    • ‘The annual Giant Vegetable Competition is approaching, and the folk who grow carrots and pumpkins and marrows in their back yards are fearful of the voracious rabbits that threaten their produce.’
    • ‘Courgettes are actually baby marrows, just picked earlier from the plant.’
    • ‘Glaze the baby marrows and peeled carrots in a pan with honey.’
    • ‘Two hours later and I was still tousle-haired and wearing an apron over my pajamas, but the pot was bubbling away on the stove and I was clearing up tomato skins and marrow seeds from the worktop.’
    • ‘The British will bet on virtually anything from the size of marrows, through slug racing, to how long it takes to run round the quadrangle of an Oxford College.’
    • ‘Behind him, seven-year-old Jordan stood in awe with his grandmother, admiring the enormous marrows.’
    • ‘Pragmatics perhaps explains cucurbita pepo's lack of popularity: if one assumes they are always merely marrows, who would want to eat them?’
    • ‘A thousand plastic ducks and 50 giant marrows were on show as almost £3,000 was raised for charity.’
    • ‘This is a land of festivals, more than any other, whether it means tossing cabers, weighing marrows or staging opera in country houses.’
    • ‘In addition to cereals the Greeks used figs, grapes, pomegranates, spinach, marrows, celery, nettles, hyacinth bulbs, artichokes, asparagus and honey.’
    • ‘Horticultural societies and shows, which began 200 years ago, still display prize marrows, giant leeks and perfect chrysanthemums.’

Phrases

    to the marrow
    • To one's innermost being.

      ‘a sight which chilled me to the marrow’
      • ‘He turned, chilled to the marrow, which was, evidently, a nastily foreign feeling.’
      • ‘And then he was bursting through the main door, the chill late-afternoon wind throwing snowflakes against his sweat-streaked face and chilling him to the marrow.’
      • ‘And when you returned, wide-eyed with fright and chilled to the marrow, you were secretly amazed at your own survival.’
      • ‘Nearby a survivor screamed, chilling them all to the marrow.’
      • ‘It sent a shiver down Nathaniel's spine and chilled his bones to the marrow.’
      • ‘Neither will you be chilled to the marrow by the icy blasts of winter, for it scarcely ever freezes.’
      • ‘Finally, when the two workers, frozen to the marrow, emerged from beneath the water, they were stunned to hear the student spectators burst into side-splitting laughter.’
      • ‘A professional to the marrow of his bones, he has left his mark on the cultural and artistic life of the country.’
      • ‘So naturally I accepted, thrilled to the marrow.’
      • ‘In the balmy hours of the night, I had almost forgotten what cold felt like.

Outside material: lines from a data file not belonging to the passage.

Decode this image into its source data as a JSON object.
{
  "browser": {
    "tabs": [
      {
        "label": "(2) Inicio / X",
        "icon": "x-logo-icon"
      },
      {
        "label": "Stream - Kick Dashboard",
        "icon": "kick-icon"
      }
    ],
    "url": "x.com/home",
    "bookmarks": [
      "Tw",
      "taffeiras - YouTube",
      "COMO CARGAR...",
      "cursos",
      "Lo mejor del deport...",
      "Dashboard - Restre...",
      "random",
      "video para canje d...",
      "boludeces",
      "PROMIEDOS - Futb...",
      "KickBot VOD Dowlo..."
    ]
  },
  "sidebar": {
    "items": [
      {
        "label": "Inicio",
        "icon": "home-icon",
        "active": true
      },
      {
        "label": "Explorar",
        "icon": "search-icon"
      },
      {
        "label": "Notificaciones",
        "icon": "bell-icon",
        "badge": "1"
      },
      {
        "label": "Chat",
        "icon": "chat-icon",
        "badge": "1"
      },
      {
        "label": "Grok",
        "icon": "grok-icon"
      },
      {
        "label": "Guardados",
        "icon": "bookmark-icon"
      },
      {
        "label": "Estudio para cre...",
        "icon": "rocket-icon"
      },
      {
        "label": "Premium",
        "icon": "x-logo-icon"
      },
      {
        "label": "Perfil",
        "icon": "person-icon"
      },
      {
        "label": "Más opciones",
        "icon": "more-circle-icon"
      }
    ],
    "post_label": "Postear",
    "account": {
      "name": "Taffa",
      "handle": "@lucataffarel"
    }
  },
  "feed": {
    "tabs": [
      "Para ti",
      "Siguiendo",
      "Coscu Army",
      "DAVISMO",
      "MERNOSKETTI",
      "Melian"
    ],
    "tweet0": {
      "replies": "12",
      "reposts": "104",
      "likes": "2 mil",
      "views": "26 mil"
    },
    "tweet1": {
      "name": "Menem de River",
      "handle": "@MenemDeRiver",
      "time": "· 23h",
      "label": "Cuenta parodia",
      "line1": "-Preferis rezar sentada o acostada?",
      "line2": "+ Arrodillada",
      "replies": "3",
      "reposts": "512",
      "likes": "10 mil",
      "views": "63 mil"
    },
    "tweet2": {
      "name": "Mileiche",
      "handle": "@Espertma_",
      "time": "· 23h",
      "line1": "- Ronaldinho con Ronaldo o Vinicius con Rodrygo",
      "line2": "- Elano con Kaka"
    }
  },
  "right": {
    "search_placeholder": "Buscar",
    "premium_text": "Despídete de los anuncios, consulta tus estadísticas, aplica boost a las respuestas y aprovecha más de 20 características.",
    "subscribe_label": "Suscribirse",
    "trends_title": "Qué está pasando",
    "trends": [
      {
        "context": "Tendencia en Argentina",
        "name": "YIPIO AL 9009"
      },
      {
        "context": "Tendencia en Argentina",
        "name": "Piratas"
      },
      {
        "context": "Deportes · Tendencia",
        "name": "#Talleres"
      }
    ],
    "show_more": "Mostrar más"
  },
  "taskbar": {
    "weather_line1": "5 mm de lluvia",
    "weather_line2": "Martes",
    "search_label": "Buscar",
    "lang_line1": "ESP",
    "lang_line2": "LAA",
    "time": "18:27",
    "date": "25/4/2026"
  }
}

How it bores down to the marrow.’

Origin

Old English mearg, mærg (in marrow (sense 3 of the noun)), of Germanic origin; related to Dutch merg and German Mark. marrow (sense 1 of the noun) dates from the early 19th century.

Main definitions of marrow in English

: marrow1marrow2

marrow2

(also marra, marrer)

Pronunciation /ˈmerō/ /ˈmɛroʊ/

See synonyms for marrow

Translate marrow into Spanish

noun

Northern English, Scottish
  • 1A friend, companion, or workmate (often used as a form of address)

    • ‘come here, marrer, we need to talk’
    companion, boon companion, bosom friend, best friend, close friend, intimate, confidante, confidant, familiar, soul mate, alter ego, second self, shadow, playmate, playfellow, classmate, schoolmate, workmate, ally, comrade, associate
    View synonyms
  • 2Something that forms a pair with something else; a counterpart or twin.

Origin

Late Middle English probably from Old Norse margr ‘many’, also ‘friendly, communicative’.